From their peak in 1993, the number of divorces in England and Wales has fallen by 27% from 165,018 to 119,589 per year. More importantly, divorce rates – the proportion of marriages ending in divorce – have also fallen by 22% from 14.2 to 11.1 divorces per ’000 marriages per year.
New analysis of Office for National Statistics data commissioned for the Marriage Foundation shows that the lower divorce rate is due to fewer divorces granted to wives – but not husbands – during the early years of marriage.
The rate at which wives have been granted divorce has fallen 27% during the first ten years of marriage compared to a rise of 1% for husbands.
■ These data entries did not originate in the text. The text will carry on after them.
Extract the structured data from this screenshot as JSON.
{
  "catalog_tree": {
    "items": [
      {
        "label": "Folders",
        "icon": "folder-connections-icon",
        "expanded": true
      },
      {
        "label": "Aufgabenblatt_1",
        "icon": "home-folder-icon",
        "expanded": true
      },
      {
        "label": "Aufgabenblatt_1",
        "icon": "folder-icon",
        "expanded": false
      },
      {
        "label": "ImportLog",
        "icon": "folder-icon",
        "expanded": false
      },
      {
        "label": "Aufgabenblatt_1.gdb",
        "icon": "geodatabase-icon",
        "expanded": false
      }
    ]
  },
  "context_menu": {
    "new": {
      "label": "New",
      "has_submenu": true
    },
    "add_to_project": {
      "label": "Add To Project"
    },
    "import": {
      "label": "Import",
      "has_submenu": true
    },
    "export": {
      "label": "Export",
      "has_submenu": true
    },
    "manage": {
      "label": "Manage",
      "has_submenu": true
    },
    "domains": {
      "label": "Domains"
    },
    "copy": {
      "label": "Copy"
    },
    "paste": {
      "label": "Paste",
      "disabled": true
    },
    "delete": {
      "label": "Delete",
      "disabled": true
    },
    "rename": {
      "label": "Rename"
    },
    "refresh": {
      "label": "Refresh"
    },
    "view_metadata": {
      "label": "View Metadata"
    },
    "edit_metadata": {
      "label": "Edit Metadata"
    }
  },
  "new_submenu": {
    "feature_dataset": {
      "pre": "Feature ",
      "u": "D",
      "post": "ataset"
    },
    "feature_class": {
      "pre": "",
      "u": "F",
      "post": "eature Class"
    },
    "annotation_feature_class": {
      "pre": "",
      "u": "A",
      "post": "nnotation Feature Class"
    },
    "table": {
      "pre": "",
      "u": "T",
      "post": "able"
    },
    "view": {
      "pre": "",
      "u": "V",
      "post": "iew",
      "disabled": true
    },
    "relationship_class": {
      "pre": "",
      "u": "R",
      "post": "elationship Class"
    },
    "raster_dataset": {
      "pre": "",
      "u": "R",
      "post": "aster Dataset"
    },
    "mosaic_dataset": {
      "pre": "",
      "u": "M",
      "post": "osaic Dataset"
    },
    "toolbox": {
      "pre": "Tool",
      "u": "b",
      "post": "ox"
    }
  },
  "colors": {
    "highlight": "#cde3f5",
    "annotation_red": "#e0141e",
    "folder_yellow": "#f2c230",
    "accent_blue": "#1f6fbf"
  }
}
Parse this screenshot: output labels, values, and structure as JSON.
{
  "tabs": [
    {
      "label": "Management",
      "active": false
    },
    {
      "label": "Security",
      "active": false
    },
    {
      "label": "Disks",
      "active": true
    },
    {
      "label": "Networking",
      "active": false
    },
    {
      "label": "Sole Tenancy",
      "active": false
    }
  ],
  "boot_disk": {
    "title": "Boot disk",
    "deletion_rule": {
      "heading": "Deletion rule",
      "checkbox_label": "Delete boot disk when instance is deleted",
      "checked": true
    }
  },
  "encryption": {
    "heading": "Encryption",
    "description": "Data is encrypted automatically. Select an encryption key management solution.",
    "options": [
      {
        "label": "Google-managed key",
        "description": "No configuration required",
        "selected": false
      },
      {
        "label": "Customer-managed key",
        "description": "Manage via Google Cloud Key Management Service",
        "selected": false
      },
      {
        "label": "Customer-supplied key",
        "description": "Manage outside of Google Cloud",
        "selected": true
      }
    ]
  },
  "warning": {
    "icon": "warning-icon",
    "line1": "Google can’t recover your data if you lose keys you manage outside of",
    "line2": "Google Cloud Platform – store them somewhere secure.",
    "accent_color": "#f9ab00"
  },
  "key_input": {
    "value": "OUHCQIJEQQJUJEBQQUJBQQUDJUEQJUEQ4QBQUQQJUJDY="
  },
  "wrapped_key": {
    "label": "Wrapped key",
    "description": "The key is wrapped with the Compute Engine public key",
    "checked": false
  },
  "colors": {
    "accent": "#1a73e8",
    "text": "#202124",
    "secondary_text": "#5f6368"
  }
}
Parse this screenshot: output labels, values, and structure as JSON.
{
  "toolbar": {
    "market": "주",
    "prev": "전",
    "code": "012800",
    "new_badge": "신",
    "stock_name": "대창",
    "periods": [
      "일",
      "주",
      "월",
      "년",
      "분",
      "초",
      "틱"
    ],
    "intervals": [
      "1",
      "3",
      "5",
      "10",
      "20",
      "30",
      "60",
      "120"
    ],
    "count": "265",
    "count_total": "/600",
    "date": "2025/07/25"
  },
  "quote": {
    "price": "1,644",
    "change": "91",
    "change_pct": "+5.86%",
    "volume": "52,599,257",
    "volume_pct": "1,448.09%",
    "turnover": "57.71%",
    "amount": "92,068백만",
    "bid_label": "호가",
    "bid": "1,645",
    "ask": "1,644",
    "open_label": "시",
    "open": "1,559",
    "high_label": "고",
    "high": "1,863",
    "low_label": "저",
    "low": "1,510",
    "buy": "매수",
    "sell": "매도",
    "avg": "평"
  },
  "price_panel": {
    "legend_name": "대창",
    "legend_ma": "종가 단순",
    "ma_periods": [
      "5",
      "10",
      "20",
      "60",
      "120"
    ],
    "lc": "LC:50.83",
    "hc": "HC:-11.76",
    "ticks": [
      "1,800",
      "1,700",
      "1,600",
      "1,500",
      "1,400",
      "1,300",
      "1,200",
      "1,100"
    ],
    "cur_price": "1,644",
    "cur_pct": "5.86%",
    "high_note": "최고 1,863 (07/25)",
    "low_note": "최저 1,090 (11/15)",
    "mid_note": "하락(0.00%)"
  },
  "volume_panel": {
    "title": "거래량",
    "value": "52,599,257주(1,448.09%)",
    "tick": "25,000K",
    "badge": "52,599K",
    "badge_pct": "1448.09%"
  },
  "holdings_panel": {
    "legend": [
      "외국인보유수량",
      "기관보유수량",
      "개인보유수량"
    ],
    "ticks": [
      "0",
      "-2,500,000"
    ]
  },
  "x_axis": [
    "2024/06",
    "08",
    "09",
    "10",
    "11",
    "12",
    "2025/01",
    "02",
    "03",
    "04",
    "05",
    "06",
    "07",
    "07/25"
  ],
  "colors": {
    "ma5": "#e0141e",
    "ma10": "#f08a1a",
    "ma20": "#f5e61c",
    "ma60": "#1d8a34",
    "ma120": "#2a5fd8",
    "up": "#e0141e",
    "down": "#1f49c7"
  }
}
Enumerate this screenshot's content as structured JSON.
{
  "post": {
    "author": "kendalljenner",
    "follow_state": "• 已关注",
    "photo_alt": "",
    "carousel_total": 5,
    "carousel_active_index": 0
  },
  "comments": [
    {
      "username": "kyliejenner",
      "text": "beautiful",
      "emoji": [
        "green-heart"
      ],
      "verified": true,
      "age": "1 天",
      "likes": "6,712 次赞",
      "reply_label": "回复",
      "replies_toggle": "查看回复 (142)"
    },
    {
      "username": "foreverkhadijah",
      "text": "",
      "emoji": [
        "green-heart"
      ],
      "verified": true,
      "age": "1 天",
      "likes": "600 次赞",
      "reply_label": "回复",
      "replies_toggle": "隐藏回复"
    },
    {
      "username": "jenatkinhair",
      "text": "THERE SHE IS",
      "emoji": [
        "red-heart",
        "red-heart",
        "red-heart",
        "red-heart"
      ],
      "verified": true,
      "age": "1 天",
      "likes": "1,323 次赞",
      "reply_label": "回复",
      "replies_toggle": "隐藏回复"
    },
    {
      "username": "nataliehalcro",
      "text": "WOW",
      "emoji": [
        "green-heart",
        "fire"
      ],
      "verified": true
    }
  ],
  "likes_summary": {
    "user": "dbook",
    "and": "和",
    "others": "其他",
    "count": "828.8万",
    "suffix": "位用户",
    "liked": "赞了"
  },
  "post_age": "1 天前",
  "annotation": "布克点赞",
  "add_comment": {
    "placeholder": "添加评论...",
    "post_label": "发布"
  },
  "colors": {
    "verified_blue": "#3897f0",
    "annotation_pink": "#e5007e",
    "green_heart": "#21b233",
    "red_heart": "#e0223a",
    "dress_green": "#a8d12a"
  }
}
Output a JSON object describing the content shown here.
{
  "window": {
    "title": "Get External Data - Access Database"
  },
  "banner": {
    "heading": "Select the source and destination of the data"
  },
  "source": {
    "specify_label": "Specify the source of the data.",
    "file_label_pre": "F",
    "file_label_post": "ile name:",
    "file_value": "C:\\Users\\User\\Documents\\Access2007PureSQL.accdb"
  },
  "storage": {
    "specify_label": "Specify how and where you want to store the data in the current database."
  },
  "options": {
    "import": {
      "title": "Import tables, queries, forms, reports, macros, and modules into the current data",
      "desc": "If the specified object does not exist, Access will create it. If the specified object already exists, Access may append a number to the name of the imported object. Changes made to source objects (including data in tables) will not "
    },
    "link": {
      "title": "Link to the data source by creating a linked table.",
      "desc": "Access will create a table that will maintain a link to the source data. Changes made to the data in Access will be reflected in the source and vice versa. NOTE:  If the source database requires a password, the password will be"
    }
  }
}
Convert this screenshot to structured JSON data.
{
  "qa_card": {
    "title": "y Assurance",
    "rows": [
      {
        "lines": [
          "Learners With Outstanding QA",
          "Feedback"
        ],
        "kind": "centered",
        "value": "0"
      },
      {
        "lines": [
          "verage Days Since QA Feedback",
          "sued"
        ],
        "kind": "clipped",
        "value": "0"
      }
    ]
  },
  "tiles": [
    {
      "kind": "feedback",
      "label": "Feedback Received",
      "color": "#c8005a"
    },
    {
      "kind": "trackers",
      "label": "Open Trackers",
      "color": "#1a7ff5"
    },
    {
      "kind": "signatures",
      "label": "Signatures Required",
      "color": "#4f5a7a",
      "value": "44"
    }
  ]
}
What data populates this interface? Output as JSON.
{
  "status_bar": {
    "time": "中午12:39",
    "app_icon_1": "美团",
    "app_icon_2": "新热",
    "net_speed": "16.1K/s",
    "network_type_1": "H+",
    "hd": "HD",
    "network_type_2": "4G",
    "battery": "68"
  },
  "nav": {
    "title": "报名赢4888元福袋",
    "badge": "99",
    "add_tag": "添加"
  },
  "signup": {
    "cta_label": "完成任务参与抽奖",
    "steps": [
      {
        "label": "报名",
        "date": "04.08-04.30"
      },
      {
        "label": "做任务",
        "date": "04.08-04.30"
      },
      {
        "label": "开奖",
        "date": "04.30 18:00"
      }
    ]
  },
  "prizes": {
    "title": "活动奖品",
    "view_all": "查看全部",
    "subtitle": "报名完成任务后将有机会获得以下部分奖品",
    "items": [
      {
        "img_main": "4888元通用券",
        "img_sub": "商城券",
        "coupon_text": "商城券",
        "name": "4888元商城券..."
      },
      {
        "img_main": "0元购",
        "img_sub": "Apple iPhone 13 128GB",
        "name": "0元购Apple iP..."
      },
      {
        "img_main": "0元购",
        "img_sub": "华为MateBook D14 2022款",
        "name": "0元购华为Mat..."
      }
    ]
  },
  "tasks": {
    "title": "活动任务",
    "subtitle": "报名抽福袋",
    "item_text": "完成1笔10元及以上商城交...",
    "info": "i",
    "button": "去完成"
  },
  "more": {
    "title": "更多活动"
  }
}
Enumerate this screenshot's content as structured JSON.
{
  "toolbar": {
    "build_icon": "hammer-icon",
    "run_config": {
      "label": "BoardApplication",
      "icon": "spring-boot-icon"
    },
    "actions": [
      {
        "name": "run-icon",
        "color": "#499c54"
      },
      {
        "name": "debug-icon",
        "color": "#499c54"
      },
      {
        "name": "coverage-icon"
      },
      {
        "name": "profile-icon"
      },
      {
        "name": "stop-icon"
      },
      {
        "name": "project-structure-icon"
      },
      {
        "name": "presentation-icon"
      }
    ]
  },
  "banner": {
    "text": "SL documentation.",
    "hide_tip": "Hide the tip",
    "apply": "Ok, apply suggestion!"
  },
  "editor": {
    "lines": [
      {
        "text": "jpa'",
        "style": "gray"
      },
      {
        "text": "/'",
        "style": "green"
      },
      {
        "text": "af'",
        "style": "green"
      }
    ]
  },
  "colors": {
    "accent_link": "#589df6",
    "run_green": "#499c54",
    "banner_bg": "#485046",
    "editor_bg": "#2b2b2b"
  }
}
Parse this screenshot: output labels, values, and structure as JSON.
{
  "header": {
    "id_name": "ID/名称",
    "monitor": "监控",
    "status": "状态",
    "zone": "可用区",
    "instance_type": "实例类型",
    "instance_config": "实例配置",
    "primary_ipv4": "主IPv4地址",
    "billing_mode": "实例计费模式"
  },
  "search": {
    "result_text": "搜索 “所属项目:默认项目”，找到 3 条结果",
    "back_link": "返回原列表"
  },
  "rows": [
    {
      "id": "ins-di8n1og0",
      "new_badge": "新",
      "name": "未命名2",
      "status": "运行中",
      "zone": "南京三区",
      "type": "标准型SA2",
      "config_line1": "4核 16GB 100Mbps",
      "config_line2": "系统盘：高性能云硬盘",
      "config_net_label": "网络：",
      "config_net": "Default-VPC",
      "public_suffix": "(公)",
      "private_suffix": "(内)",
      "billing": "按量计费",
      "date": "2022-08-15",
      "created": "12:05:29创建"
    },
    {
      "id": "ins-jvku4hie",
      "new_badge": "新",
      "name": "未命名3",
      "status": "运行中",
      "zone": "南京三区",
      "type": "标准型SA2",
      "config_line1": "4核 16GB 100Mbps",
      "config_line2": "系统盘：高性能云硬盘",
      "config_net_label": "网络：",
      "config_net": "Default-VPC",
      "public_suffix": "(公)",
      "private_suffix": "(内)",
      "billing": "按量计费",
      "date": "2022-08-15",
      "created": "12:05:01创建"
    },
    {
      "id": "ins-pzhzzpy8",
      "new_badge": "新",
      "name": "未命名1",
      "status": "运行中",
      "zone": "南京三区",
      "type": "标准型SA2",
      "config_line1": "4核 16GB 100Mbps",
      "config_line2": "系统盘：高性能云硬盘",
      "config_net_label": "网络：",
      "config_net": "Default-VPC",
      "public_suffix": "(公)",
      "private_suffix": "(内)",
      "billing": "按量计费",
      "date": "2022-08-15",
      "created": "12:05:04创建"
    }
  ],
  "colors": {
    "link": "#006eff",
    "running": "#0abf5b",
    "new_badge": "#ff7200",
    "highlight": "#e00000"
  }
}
The most striking reduction is a 51% fall in the rate at which divorces are granted to wives during the first three years.
This gender-specific finding strongly suggests men are doing better in the early years of marriage. It is consistent with recent studies showing that men – much more than women – tend to be more dedicated if they “decide” rather than “slide” through major relationship transitions. As social and family pressures to marry reduce, those men who do marry are increasingly likely to be “deciders”, rather than “sliders”, and therefore more dedicated.